◆ **Task statement**
Sift the listing for lines that hold the string "Session" and pull them out.

*** Data for the task ***

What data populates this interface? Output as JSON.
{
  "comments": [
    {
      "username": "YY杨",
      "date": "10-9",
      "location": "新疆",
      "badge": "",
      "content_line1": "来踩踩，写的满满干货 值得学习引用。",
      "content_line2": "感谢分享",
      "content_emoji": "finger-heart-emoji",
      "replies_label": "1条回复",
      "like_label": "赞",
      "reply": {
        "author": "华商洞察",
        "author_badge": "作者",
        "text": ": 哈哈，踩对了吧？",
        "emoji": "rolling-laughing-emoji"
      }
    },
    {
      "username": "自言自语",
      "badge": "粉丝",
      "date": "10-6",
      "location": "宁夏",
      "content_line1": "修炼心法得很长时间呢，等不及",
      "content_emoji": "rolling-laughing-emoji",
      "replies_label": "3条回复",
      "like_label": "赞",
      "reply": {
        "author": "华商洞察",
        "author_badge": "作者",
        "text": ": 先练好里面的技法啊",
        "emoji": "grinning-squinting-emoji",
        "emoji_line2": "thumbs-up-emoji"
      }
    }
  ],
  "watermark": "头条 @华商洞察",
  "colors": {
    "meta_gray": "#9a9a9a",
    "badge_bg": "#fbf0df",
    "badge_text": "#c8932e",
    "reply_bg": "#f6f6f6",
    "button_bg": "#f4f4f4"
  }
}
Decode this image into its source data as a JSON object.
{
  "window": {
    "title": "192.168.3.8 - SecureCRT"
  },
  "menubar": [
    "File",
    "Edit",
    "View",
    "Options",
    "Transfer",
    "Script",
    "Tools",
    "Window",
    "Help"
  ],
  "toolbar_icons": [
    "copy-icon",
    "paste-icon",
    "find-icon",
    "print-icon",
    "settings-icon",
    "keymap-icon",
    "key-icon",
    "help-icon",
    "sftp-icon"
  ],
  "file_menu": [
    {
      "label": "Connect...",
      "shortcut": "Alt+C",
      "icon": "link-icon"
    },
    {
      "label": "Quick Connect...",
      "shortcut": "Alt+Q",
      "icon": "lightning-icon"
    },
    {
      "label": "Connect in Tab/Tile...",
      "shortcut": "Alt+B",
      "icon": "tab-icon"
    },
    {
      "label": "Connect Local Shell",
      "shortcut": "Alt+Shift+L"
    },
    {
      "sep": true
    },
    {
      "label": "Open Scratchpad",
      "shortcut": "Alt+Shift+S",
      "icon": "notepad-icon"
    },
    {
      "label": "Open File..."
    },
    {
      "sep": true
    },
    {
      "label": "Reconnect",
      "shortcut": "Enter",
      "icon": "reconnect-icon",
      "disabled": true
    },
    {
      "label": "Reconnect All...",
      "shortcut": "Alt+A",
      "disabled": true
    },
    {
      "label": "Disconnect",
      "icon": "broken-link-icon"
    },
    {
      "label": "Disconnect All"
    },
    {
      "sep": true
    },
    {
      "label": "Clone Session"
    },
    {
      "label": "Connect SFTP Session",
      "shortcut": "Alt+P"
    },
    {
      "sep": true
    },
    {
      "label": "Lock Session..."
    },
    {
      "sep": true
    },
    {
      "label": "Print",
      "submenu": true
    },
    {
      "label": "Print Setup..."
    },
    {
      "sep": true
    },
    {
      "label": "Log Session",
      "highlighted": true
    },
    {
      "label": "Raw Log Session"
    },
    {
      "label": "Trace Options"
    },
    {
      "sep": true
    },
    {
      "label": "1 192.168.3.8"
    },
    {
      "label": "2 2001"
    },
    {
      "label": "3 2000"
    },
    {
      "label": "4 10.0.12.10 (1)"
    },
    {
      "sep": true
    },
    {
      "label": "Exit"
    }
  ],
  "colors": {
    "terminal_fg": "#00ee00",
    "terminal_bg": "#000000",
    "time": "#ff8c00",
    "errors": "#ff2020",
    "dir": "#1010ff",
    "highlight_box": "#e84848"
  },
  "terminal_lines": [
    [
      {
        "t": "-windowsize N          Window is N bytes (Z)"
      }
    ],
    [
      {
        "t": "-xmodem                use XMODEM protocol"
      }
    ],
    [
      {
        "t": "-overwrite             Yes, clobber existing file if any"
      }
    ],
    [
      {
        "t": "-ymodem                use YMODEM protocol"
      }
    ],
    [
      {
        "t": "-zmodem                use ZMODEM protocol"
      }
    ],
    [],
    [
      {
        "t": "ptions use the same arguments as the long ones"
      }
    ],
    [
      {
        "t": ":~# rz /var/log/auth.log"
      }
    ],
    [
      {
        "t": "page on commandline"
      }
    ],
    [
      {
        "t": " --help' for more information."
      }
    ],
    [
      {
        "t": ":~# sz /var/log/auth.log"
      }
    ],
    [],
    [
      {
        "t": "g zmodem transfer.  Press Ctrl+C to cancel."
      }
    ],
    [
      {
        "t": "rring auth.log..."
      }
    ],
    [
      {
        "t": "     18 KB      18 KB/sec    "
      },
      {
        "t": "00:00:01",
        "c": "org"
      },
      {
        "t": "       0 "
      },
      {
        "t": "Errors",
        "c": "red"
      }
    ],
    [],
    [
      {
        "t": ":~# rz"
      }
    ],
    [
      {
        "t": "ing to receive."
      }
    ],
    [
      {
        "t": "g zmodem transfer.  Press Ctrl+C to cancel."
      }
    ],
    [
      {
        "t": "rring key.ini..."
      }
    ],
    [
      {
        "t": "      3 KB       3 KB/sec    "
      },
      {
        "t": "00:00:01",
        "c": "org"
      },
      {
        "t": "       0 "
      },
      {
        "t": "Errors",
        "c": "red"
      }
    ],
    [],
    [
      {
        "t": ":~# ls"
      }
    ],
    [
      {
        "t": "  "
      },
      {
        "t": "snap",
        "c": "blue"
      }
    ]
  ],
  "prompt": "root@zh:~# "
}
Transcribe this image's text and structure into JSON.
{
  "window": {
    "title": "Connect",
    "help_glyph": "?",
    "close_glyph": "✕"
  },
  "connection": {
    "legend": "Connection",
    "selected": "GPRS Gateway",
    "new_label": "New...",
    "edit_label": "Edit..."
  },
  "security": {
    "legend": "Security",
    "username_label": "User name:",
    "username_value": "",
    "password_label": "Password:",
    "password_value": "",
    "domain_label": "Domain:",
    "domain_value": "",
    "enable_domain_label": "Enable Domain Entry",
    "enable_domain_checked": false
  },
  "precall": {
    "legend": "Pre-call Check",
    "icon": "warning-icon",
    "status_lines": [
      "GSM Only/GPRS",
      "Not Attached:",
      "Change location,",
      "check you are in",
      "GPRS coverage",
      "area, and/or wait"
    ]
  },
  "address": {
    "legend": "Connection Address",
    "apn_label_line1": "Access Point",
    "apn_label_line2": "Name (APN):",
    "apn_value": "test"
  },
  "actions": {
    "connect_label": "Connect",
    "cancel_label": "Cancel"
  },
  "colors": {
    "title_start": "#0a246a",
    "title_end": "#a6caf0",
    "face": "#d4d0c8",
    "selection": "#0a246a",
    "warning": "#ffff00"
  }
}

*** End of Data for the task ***

◆ **Exercise output**
      "label": "Clone Session"
      "label": "Connect SFTP Session",
      "label": "Lock Session..."
      "label": "Log Session",
      "label": "Raw Log Session"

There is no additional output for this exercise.